SCRANTON -- La Festa Italiana in Scranton, the festival honoring Italian culture and cuisine, wraps up Monday night.
In case you missed it, one of the highlights of La Festa was the re-lighting of the "Electric City" sign high above Scranton's downtown Saturday night.
Organizers say La Festa was a rousing success once again.
"We have no chairs at home. They're all down here in Scranton. Yeah, everybody says 'save me a couple chairs, save me a couple chairs.'"
The Miceli family from Binghamton has a small colony of saved seats in front of the La Festa Italiana bandstand on Courthouse Square. They travel about an hour each way for each day of the festival.
But that's nothing. The friends they're waiting for are from Florida.
"Get here about 8:30 and you get these premium spots!" said Vinny Miceli of Binghamton, New York.
The wait for the music to start is sometimes shorter than the time it takes people travel to get to the three-day Italian food festival in downtown scranton.
Organizers say the crowds they draw have grown the past few years and the people who visit are travelling farther.
"A lot of the festivals that were in those areas, New York and New Jersey, Maryland and Virginia, they don't have them anymore. A lot of the churches, they're not as ethnic as they used to be," said organizer Chris DiMatteo.
You'll see a lot of vendors from out of town, too. They say they travel to Scranton because La Festa Italiana is consistent after its 39 years. And the business is consistently good.
Tony Scala of Brooklyn used to be unique when he started vending at La Festa 36 years ago. Now, there are many vendors from New York City.
"What's it like packing up all your stuff and bringing it from Brooklyn?
"Not fun, not fun, it's a lot of work. It is a lot of work. It's probably about five or six days prep before we come, and then two or three days here," Scala replies.
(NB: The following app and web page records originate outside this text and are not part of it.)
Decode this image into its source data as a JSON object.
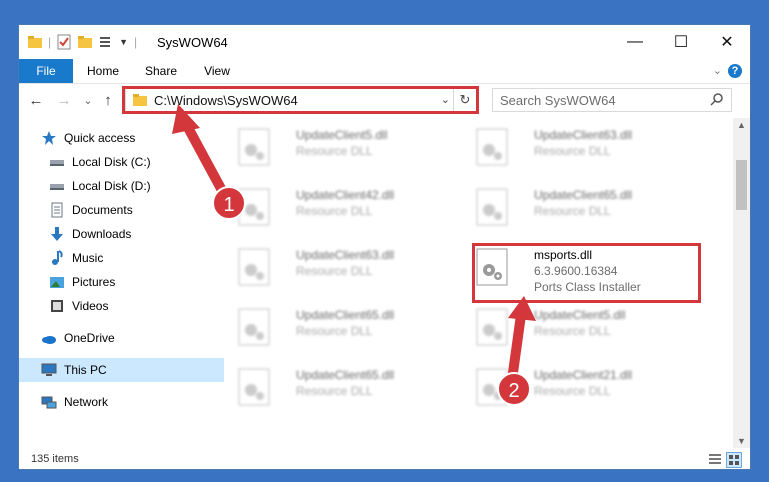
{
  "window": {
    "title": "SysWOW64"
  },
  "title_buttons": {
    "minimize": "—",
    "maximize": "☐",
    "close": "✕"
  },
  "ribbon": {
    "tabs": [
      {
        "label": "File"
      },
      {
        "label": "Home"
      },
      {
        "label": "Share"
      },
      {
        "label": "View"
      }
    ]
  },
  "nav": {
    "back": "←",
    "forward": "→",
    "recent": "⌄",
    "up": "↑",
    "address": "C:\\Windows\\SysWOW64",
    "search_placeholder": "Search SysWOW64"
  },
  "sidebar": {
    "items": [
      {
        "label": "Quick access",
        "icon": "star-icon"
      },
      {
        "label": "Local Disk (C:)",
        "icon": "drive-icon",
        "pinned": true
      },
      {
        "label": "Local Disk (D:)",
        "icon": "drive-icon",
        "pinned": true
      },
      {
        "label": "Documents",
        "icon": "documents-icon",
        "pinned": true
      },
      {
        "label": "Downloads",
        "icon": "download-icon",
        "pinned": true
      },
      {
        "label": "Music",
        "icon": "music-icon",
        "pinned": true
      },
      {
        "label": "Pictures",
        "icon": "pictures-icon",
        "pinned": true
      },
      {
        "label": "Videos",
        "icon": "videos-icon",
        "pinned": true
      },
      {
        "label": "OneDrive",
        "icon": "onedrive-icon"
      },
      {
        "label": "This PC",
        "icon": "pc-icon",
        "selected": true
      },
      {
        "label": "Network",
        "icon": "network-icon"
      }
    ]
  },
  "files": [
    {
      "name": "UpdateClient5.dll",
      "desc": "Resource DLL"
    },
    {
      "name": "UpdateClient63.dll",
      "desc": "Resource DLL"
    },
    {
      "name": "UpdateClient42.dll",
      "desc": "Resource DLL"
    },
    {
      "name": "UpdateClient65.dll",
      "desc": "Resource DLL"
    },
    {
      "name": "UpdateClient63.dll",
      "desc": "Resource DLL"
    },
    {
      "name": "msports.dll",
      "version": "6.3.9600.16384",
      "desc": "Ports Class Installer"
    },
    {
      "name": "UpdateClient65.dll",
      "desc": "Resource DLL"
    },
    {
      "name": "UpdateClient5.dll",
      "desc": "Resource DLL"
    },
    {
      "name": "UpdateClient65.dll",
      "desc": "Resource DLL"
    },
    {
      "name": "UpdateClient21.dll",
      "desc": "Resource DLL"
    }
  ],
  "status": {
    "count": "135 items"
  },
  "annotations": {
    "step1": "1",
    "step2": "2",
    "color": "#d3363b"
  }
}
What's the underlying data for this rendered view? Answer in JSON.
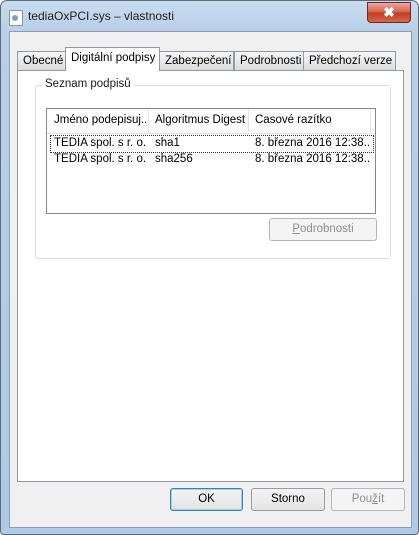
{
  "window": {
    "title": "tediaOxPCI.sys – vlastnosti",
    "close_label": "✖"
  },
  "tabs": [
    {
      "label": "Obecné"
    },
    {
      "label": "Digitální podpisy"
    },
    {
      "label": "Zabezpečení"
    },
    {
      "label": "Podrobnosti"
    },
    {
      "label": "Předchozí verze"
    }
  ],
  "active_tab": "Digitální podpisy",
  "signatures": {
    "group_label": "Seznam podpisů",
    "columns": [
      "Jméno podepisuj...",
      "Algoritmus Digest",
      "Časové razítko"
    ],
    "rows": [
      {
        "name": "TEDIA spol. s r. o.",
        "digest": "sha1",
        "timestamp": "8. března 2016 12:38..."
      },
      {
        "name": "TEDIA spol. s r. o.",
        "digest": "sha256",
        "timestamp": "8. března 2016 12:38..."
      }
    ],
    "details_button": {
      "accel": "P",
      "rest": "odrobnosti"
    }
  },
  "footer": {
    "ok_label": "OK",
    "cancel_label": "Storno",
    "apply_label": {
      "pre": "Pou",
      "accel": "ž",
      "post": "ít"
    }
  }
}
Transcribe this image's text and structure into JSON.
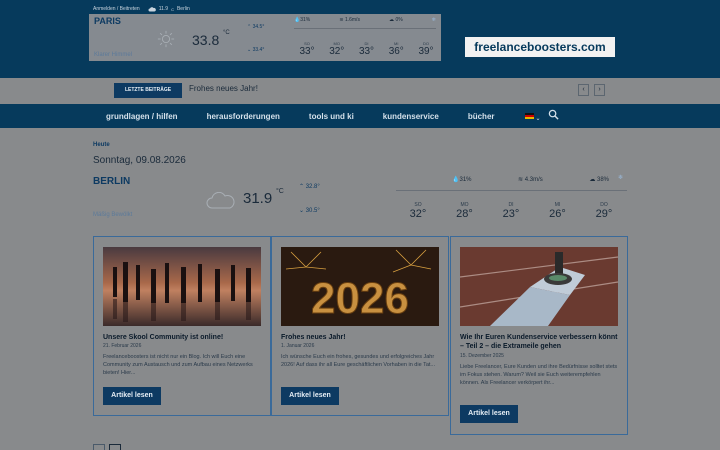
{
  "top": {
    "login": "Anmelden / Beitreten",
    "mini_temp": "11.9",
    "mini_unit": "C",
    "mini_city": "Berlin"
  },
  "weather_widget": {
    "city": "PARIS",
    "desc": "Klarer Himmel",
    "temp": "33.8",
    "unit": "°C",
    "hi": "34.5°",
    "lo": "33.4°",
    "humidity": "31%",
    "wind": "1.6m/s",
    "cloud": "0%",
    "days": [
      {
        "name": "SO",
        "temp": "33°"
      },
      {
        "name": "MO",
        "temp": "32°"
      },
      {
        "name": "DI",
        "temp": "33°"
      },
      {
        "name": "MI",
        "temp": "36°"
      },
      {
        "name": "DO",
        "temp": "39°"
      }
    ]
  },
  "brand": "freelanceboosters.com",
  "ticker": {
    "label": "LETZTE BEITRÄGE",
    "text": "Frohes neues Jahr!",
    "prev": "‹",
    "next": "›"
  },
  "nav": {
    "items": [
      "grundlagen / hilfen",
      "herausforderungen",
      "tools und ki",
      "kundenservice",
      "bücher"
    ],
    "lang_chevron": "⌄"
  },
  "today": {
    "label": "Heute",
    "date": "Sonntag, 09.08.2026"
  },
  "berlin_weather": {
    "city": "BERLIN",
    "desc": "Mäßig Bewölkt",
    "temp": "31.9",
    "unit": "°C",
    "hi": "32.8°",
    "lo": "30.5°",
    "humidity": "31%",
    "wind": "4.3m/s",
    "cloud": "38%",
    "days": [
      {
        "name": "SO",
        "temp": "32°"
      },
      {
        "name": "MO",
        "temp": "28°"
      },
      {
        "name": "DI",
        "temp": "23°"
      },
      {
        "name": "MI",
        "temp": "26°"
      },
      {
        "name": "DO",
        "temp": "29°"
      }
    ]
  },
  "cards": [
    {
      "title": "Unsere Skool Community ist online!",
      "date": "21. Februar 2026",
      "text": "Freelanceboosters ist nicht nur ein Blog. Ich will Euch eine Community zum Austausch und zum Aufbau eines Netzwerks bieten! Hier...",
      "button": "Artikel lesen"
    },
    {
      "title": "Frohes neues Jahr!",
      "date": "1. Januar 2026",
      "text": "Ich wünsche Euch ein frohes, gesundes und erfolgreiches Jahr 2026! Auf dass ihr all Eure geschäftlichen Vorhaben in die Tat...",
      "button": "Artikel lesen",
      "image_text": "2026"
    },
    {
      "title": "Wie Ihr Euren Kundenservice verbessern könnt – Teil 2 – die Extrameile gehen",
      "date": "15. Dezember 2025",
      "text": "Liebe Freelancer, Eure Kunden und ihre Bedürfnisse solltet stets im Fokus stehen. Warum? Weil sie Euch weiterempfehlen können. Als Freelancer verkörpert ihr...",
      "button": "Artikel lesen"
    }
  ],
  "colors": {
    "primary": "#063a5c",
    "accent": "#0d3a62",
    "background": "#888a8c"
  }
}
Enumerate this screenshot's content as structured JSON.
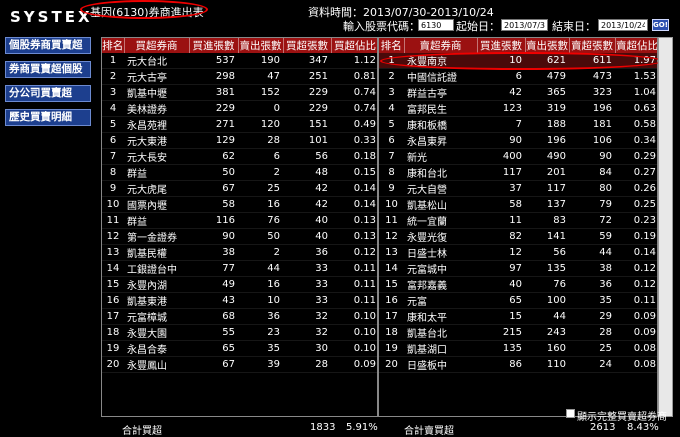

It's still three days he wouldn't miss.
And just like the Micelis' chairs in front of the bandstand, La Festa is here to stay, too.